• **RECORDS FOR THIS TASK**:
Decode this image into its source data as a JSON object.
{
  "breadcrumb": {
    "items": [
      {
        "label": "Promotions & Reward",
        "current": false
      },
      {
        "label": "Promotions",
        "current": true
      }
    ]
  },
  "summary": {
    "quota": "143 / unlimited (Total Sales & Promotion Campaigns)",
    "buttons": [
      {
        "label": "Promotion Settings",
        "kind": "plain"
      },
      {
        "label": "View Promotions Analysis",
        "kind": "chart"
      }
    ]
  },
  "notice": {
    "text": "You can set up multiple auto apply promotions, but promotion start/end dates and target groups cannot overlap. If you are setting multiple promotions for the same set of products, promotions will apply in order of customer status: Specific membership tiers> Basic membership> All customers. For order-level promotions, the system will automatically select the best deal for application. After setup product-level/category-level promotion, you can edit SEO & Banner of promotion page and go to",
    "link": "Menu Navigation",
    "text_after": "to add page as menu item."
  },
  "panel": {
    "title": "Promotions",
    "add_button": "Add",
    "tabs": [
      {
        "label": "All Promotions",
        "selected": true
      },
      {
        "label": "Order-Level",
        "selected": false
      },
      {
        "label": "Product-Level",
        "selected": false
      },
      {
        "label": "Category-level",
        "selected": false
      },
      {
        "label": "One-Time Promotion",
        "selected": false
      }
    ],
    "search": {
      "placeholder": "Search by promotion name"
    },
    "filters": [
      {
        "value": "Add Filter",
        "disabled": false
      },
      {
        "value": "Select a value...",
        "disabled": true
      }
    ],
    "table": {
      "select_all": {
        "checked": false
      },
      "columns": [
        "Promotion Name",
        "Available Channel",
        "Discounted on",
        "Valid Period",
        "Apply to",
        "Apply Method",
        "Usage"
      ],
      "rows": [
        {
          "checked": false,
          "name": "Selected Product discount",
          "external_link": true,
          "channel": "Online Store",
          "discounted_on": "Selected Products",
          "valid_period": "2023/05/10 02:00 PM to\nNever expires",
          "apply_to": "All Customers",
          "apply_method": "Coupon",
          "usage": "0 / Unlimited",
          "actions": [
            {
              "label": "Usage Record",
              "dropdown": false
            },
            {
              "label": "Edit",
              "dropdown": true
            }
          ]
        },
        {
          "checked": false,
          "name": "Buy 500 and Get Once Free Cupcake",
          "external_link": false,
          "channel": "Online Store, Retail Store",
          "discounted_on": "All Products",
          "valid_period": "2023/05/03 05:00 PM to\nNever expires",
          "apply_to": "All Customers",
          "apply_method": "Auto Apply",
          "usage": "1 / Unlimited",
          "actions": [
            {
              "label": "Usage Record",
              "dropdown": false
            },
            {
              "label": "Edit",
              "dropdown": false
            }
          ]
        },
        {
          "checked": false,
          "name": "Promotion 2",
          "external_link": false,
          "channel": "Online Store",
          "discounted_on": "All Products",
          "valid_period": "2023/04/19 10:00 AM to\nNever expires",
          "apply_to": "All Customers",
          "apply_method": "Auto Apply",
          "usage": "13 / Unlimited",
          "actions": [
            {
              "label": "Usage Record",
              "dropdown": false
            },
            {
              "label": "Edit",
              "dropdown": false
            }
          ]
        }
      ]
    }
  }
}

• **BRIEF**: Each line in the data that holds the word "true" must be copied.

• **ANSWER**:
        "current": true
        "selected": true
        "disabled": true
          "external_link": true,
              "dropdown": true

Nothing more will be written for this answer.